2 — Ask all the questions you can. Find great medical care and doctors/treatments you can trust. If you don’t feel like you’re getting the answers that feel right to you, don’t be afraid to seek out another opinion. This is your life; you’re allowed to kick over every stone until you find the one that makes sense to you.
3 — Trust that you can do this. It’ll seem insurmountable at times. But your strength lies as deep as you’re willing to dig for it. Go to the ends of the earth to make it through the next day. The end will come, it always does.
4 — Watch something funny every day. Binge watch comedy, Schitt’s Creek carried me through. Find a reason to laugh every single day. It will make things lighter in such a heavy time and help you to feel normal even when it’s not.
5 — Be grateful. Take this terrible disease and turn it on its head. The last thing cancer expects is your gratitude for its destruction. Reframe what’s it taking from you to the things you’ve gained because it’s in your life and forcing you to face it.

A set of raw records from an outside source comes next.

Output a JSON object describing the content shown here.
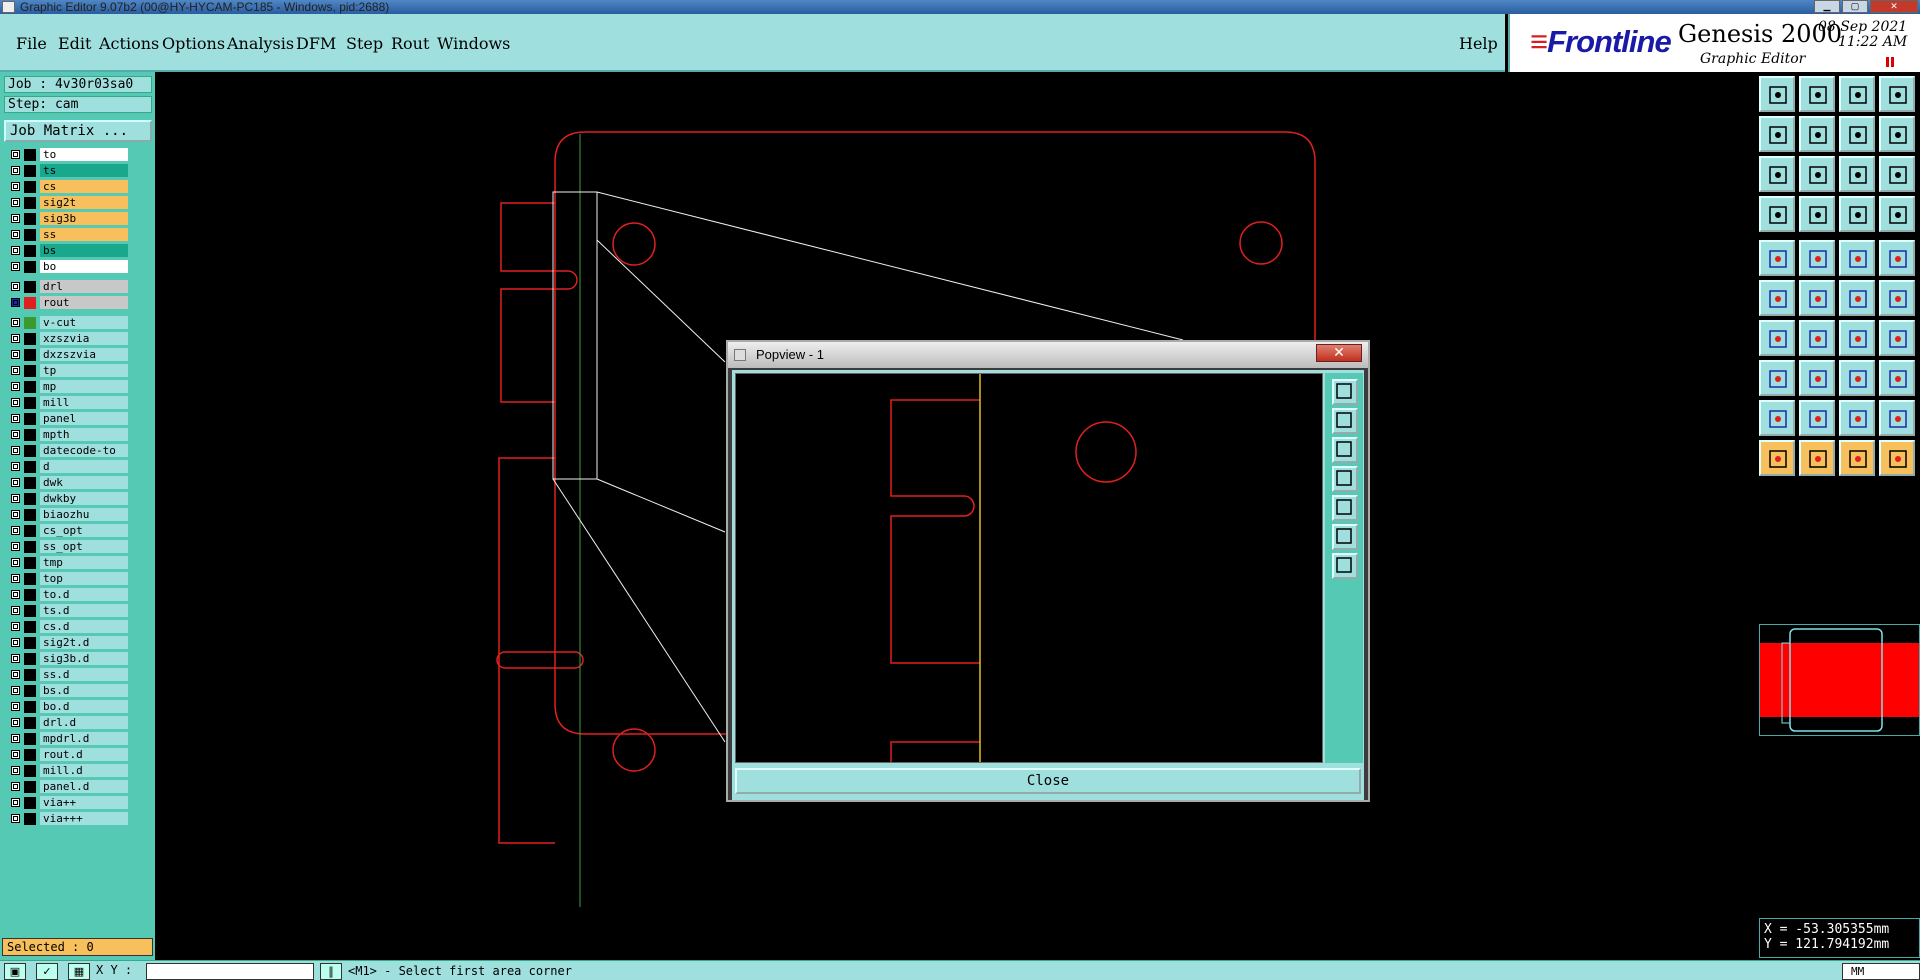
{
  "window": {
    "title": "Graphic Editor 9.07b2 (00@HY-HYCAM-PC185 - Windows, pid:2688)",
    "min": "▁",
    "max": "▢",
    "close": "✕"
  },
  "menu": {
    "items": [
      "File",
      "Edit",
      "Actions",
      "Options",
      "Analysis",
      "DFM",
      "Step",
      "Rout",
      "Windows"
    ],
    "help": "Help"
  },
  "brand": {
    "logo": "Frontline",
    "product": "Genesis 2000",
    "subtitle": "Graphic Editor",
    "date": "08 Sep 2021",
    "time": "11:22  AM"
  },
  "left": {
    "job": "Job : 4v30r03sa0",
    "step": "Step: cam",
    "job_matrix": "Job Matrix ...",
    "selected": "Selected : 0"
  },
  "layers": [
    {
      "name": "to",
      "bg": "#ffffff",
      "swatch": "#000000"
    },
    {
      "name": "ts",
      "bg": "#1aa88c",
      "swatch": "#000000"
    },
    {
      "name": "cs",
      "bg": "#f7c05c",
      "swatch": "#000000"
    },
    {
      "name": "sig2t",
      "bg": "#f7c05c",
      "swatch": "#000000"
    },
    {
      "name": "sig3b",
      "bg": "#f7c05c",
      "swatch": "#000000"
    },
    {
      "name": "ss",
      "bg": "#f7c05c",
      "swatch": "#000000"
    },
    {
      "name": "bs",
      "bg": "#1aa88c",
      "swatch": "#000000"
    },
    {
      "name": "bo",
      "bg": "#ffffff",
      "swatch": "#000000"
    },
    {
      "name": "drl",
      "bg": "#c8c8c8",
      "swatch": "#000000",
      "gap": true
    },
    {
      "name": "rout",
      "bg": "#c8c8c8",
      "swatch": "#e02020",
      "active": true
    },
    {
      "name": "v-cut",
      "bg": "#9fe0df",
      "swatch": "#3a9a30",
      "gap": true
    },
    {
      "name": "xzszvia",
      "bg": "#9fe0df",
      "swatch": "#000000"
    },
    {
      "name": "dxzszvia",
      "bg": "#9fe0df",
      "swatch": "#000000"
    },
    {
      "name": "tp",
      "bg": "#9fe0df",
      "swatch": "#000000"
    },
    {
      "name": "mp",
      "bg": "#9fe0df",
      "swatch": "#000000"
    },
    {
      "name": "mill",
      "bg": "#9fe0df",
      "swatch": "#000000"
    },
    {
      "name": "panel",
      "bg": "#9fe0df",
      "swatch": "#000000"
    },
    {
      "name": "mpth",
      "bg": "#9fe0df",
      "swatch": "#000000"
    },
    {
      "name": "datecode-to",
      "bg": "#9fe0df",
      "swatch": "#000000"
    },
    {
      "name": "d",
      "bg": "#9fe0df",
      "swatch": "#000000"
    },
    {
      "name": "dwk",
      "bg": "#9fe0df",
      "swatch": "#000000"
    },
    {
      "name": "dwkby",
      "bg": "#9fe0df",
      "swatch": "#000000"
    },
    {
      "name": "biaozhu",
      "bg": "#9fe0df",
      "swatch": "#000000"
    },
    {
      "name": "cs_opt",
      "bg": "#9fe0df",
      "swatch": "#000000"
    },
    {
      "name": "ss_opt",
      "bg": "#9fe0df",
      "swatch": "#000000"
    },
    {
      "name": "tmp",
      "bg": "#9fe0df",
      "swatch": "#000000"
    },
    {
      "name": "top",
      "bg": "#9fe0df",
      "swatch": "#000000"
    },
    {
      "name": "to.d",
      "bg": "#9fe0df",
      "swatch": "#000000"
    },
    {
      "name": "ts.d",
      "bg": "#9fe0df",
      "swatch": "#000000"
    },
    {
      "name": "cs.d",
      "bg": "#9fe0df",
      "swatch": "#000000"
    },
    {
      "name": "sig2t.d",
      "bg": "#9fe0df",
      "swatch": "#000000"
    },
    {
      "name": "sig3b.d",
      "bg": "#9fe0df",
      "swatch": "#000000"
    },
    {
      "name": "ss.d",
      "bg": "#9fe0df",
      "swatch": "#000000"
    },
    {
      "name": "bs.d",
      "bg": "#9fe0df",
      "swatch": "#000000"
    },
    {
      "name": "bo.d",
      "bg": "#9fe0df",
      "swatch": "#000000"
    },
    {
      "name": "drl.d",
      "bg": "#9fe0df",
      "swatch": "#000000"
    },
    {
      "name": "mpdrl.d",
      "bg": "#9fe0df",
      "swatch": "#000000"
    },
    {
      "name": "rout.d",
      "bg": "#9fe0df",
      "swatch": "#000000"
    },
    {
      "name": "mill.d",
      "bg": "#9fe0df",
      "swatch": "#000000"
    },
    {
      "name": "panel.d",
      "bg": "#9fe0df",
      "swatch": "#000000"
    },
    {
      "name": "via++",
      "bg": "#9fe0df",
      "swatch": "#000000"
    },
    {
      "name": "via+++",
      "bg": "#9fe0df",
      "swatch": "#000000"
    }
  ],
  "toolbar_icons": [
    "zoom-home-icon",
    "zoom-in-icon",
    "home-icon",
    "grid-icon",
    "pan-left-icon",
    "pan-right-icon",
    "redraw-icon",
    "split-icon",
    "fit-icon",
    "zoom-area-icon",
    "ratio-icon",
    "help-icon",
    "snap-icon",
    "grid-toggle-icon",
    "layers-red-icon",
    "layers-red-2-icon",
    "pad-icon",
    "polygon-icon",
    "measure-icon",
    "dot-icon",
    "node-icon",
    "cross-icon",
    "line-add-icon",
    "line-add-2-icon",
    "slope-icon",
    "line-edit-icon",
    "arc-icon",
    "text-icon",
    "move-icon",
    "minus-icon",
    "box-icon",
    "copy-icon",
    "triangle-icon",
    "triangle-2-icon",
    "triangle-3-icon",
    "triangle-4-icon",
    "select-icon",
    "select-2-icon",
    "select-3-icon",
    "select-4-icon"
  ],
  "coords": {
    "x": "X = -53.305355mm",
    "y": "Y = 121.794192mm"
  },
  "status": {
    "xy_label": "X Y :",
    "prompt": "<M1> - Select first area corner",
    "units": "MM"
  },
  "popview": {
    "title": "Popview - 1",
    "close_x": "✕",
    "close_button": "Close",
    "tool_icons": [
      "fit-icon",
      "zoom-home-icon",
      "zoom-in-icon",
      "pan-left-icon",
      "pan-right-icon",
      "zoom-area-icon",
      "fit-2-icon"
    ]
  },
  "colors": {
    "panel": "#9fe0df",
    "accent": "#55c9b4",
    "outline": "#e02020",
    "vcut": "#e0c020"
  }
}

You are a person of great influence. If you could inspire a movement that would bring the most amount of good to the greatest amount of people, what would that be?
I would encourage others to remember who they are even when they don’t recognize their life. Even though cancer changes everything in an instant, you can still be you. You can still look like you, you can still wear the makeup, do the workout, take the kids to sports, go to dinner with your friends. Cancer can’t keep you from your own spirit and the power it holds to preserve whatever you need to carry you through this crazy time.
I will always encourage others to Look into DigniCap to keep their hair as I did. There are not a lot of things you can control in your life when you have cancer and need to undergo chemotherapy, but hair loss is something you can. You can keep your hair if you want to, if you need to, if it matters to you. Be ok with using a tool like DigniCap that is there to help you maintain your dignity and to expedite your healing process.
When you look in the mirror and see the same person you always did, it’s a huge part of the healing.
We are very blessed that some very prominent names in Business, VC funding, Sports, and Entertainment read this column. Is there a person in the world, or in the US with whom you would love to have a private breakfast or lunch, and why? He or she might just see this if we tag them. :-)
I’m an incredibly curious person, and I love listening to other stories. There are many people I’d choose but at the top of my list is Simon Cowell. I admire empathic honesty, leadership, and time sensitivity. I respect his authenticity and his commitment to honoring himself and what he likes. He follows his instincts and admits when he’s made a mistake. To me, the principles of life are just that simple. What a world it would be if we could all just call it like it is.
Thank you so much for sharing these important insights. We wish you continued success and good health!